Job seekers with a disability may find themselves struggling with the questions: "Should I or shouldn't I disclose my disability?" “When is an appropriate time for disclosure?” This decision may also be influenced depending upon whether you have a visible disability or a non-visible disability. Ultimately, the decision of whether to disclose is entirely up to you.

The U.S. Department of Labor’s Office of Disability Employment Policy not only helps answer these questions, but also clarifies why disclosure might be necessary, how to disclose details regarding your disability, what and to whom to disclose, and protections and responsibilities to be aware of.

Learn about disclosure in the workplace


All employees must be able to perform the essential job duties required for a position, with or without accommodations. It is wise to consider what accommodations or tools may be needed to function in the work environment prior to being hired. Employers are required by law to provide reasonable accommodations to allow you to perform essential job duties. Depending on the nature of your disability, it is up to you when and if you choose disclosure.

Visit the Job Accommodation Network for updated guidance on workplace accommodations

Under the Americans with Disabilities Act of 1990 (ADA), it is illegal for employers to treat qualified applicants with disabilities unfavorably because they have a disability, a history of a disability, or because they are believed to have a physical or mental impairment that is not transitory and minor, even if the applicant does not have such an impairment.

The law also prohibits employers from asking job applicants to answer medical questions or take a medical exam before extending a job offer.

Illegal Questions*

  • Do you have a disability?
  • Have you ever filed for a workers’ compensation claim?
  • Have you ever been treated for mental health problems?
  • Do you have asthma or a heart condition, gout, etc.?

What Can Be Asked by an Employer

  • Employers may ask whether applicants would need reasonable accommodations to perform certain tasks central to the open position, and what accommodations would be needed.
  • Employers are also allowed to describe the physical requirements of a job and ask applicants to describe or demonstrate how they would perform the job.
  • Employers need to be careful to phrase questions in a way that answering would not force the applicant to reveal whether or not they have a disability.

*“Avoid Asking These Illegal Interview Questions,” CareerBuilder, Sept. 2018

Even when asked innocently by the employer, an illegal question can inadvertently lead the employer to discriminate against you. The basic rule of thumb to knowing whether a question is appropriate or not is: Does the question have anything to do with your work skills or experience for the job you are applying for?

So how do you respond to an illegal or uncomfortable interview question? Responding to inappropriate or illegal questions can be tricky. You can certainly choose to answer the question honestly, though a candid response could jeopardize your candidacy for the job. You can also refuse to answer the question, which may be appropriate in some situations, but can also make you seem defensive or unfriendly if the question was asked without ulterior motives. Luckily, there are ways to answer these questions without seeming evasive and without being offensive. Here are some techniques:

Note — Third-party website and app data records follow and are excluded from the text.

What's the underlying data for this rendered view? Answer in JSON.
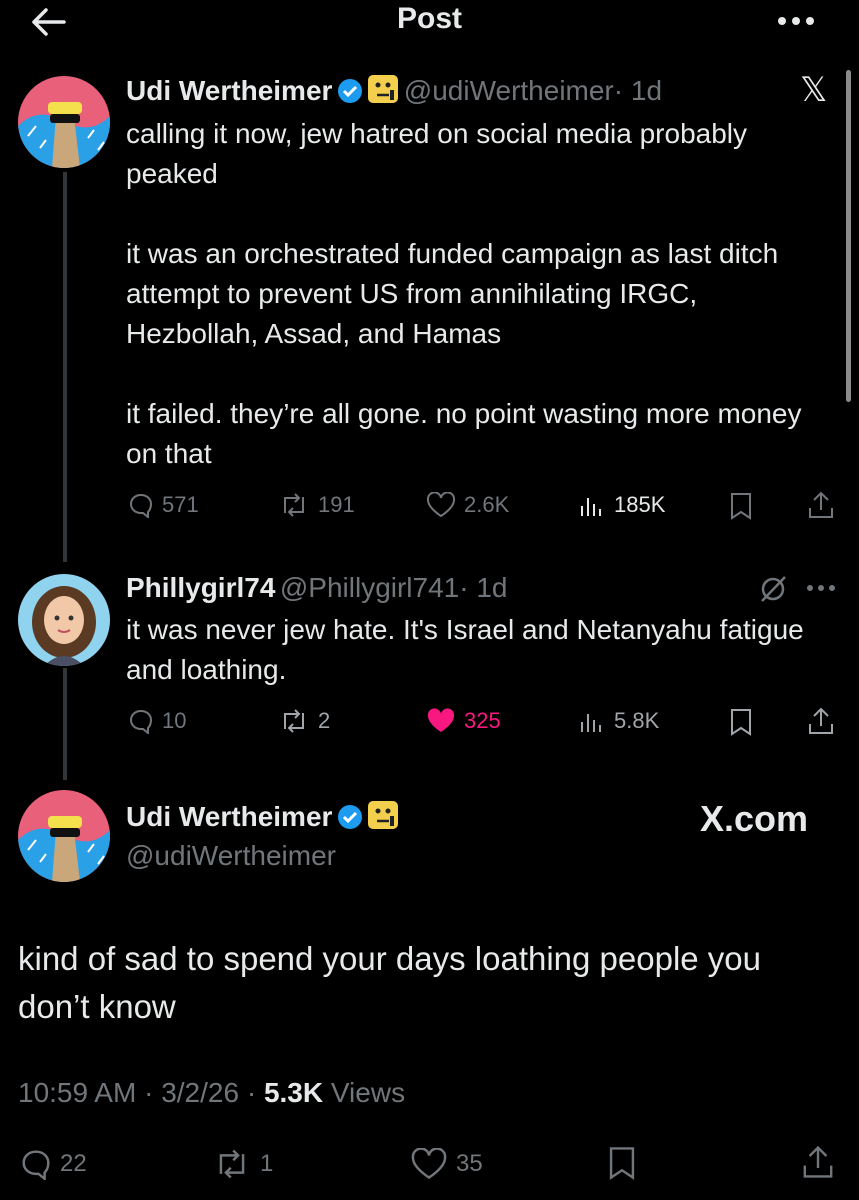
{
  "header": {
    "title": "Post"
  },
  "post1": {
    "name": "Udi Wertheimer",
    "handle": "@udiWertheimer",
    "time": "· 1d",
    "logo": "𝕏",
    "text": "calling it now, jew hatred on social media probably peaked\n\nit was an orchestrated funded campaign as last ditch attempt to prevent US from annihilating IRGC, Hezbollah, Assad, and Hamas\n\nit failed. they’re all gone. no point wasting more money on that",
    "replies": "571",
    "reposts": "191",
    "likes": "2.6K",
    "views": "185K"
  },
  "post2": {
    "name": "Phillygirl74",
    "handle": "@Phillygirl741",
    "time": "· 1d",
    "text": "it was never jew hate. It's Israel and Netanyahu fatigue and loathing.",
    "replies": "10",
    "reposts": "2",
    "likes": "325",
    "views": "5.8K"
  },
  "main": {
    "name": "Udi Wertheimer",
    "handle": "@udiWertheimer",
    "source": "X.com",
    "text": "kind of sad to spend your days loathing people you don’t know",
    "time": "10:59 AM",
    "date": "3/2/26",
    "views_count": "5.3K",
    "views_label": "Views",
    "replies": "22",
    "reposts": "1",
    "likes": "35"
  },
  "colors": {
    "like": "#f91880",
    "verified": "#1d9bf0",
    "muted": "#71767b"
  },
  "icons": [
    "back-arrow-icon",
    "more-icon",
    "verified-icon",
    "emoji-badge-icon",
    "x-logo-icon",
    "reply-icon",
    "repost-icon",
    "like-icon",
    "views-icon",
    "bookmark-icon",
    "share-icon",
    "grok-icon"
  ]
}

  • Gracefully avoid the question and steer the conversation elsewhere
  • Keep your answers short, broad and general
  • Redirect a question to your interviewer
  • Ask the interviewer why the question is relevant to your job

*Excerpts taken from “How to Handle Illegal (or Inappropriate) Interview Questions,” BigInterview, July 2020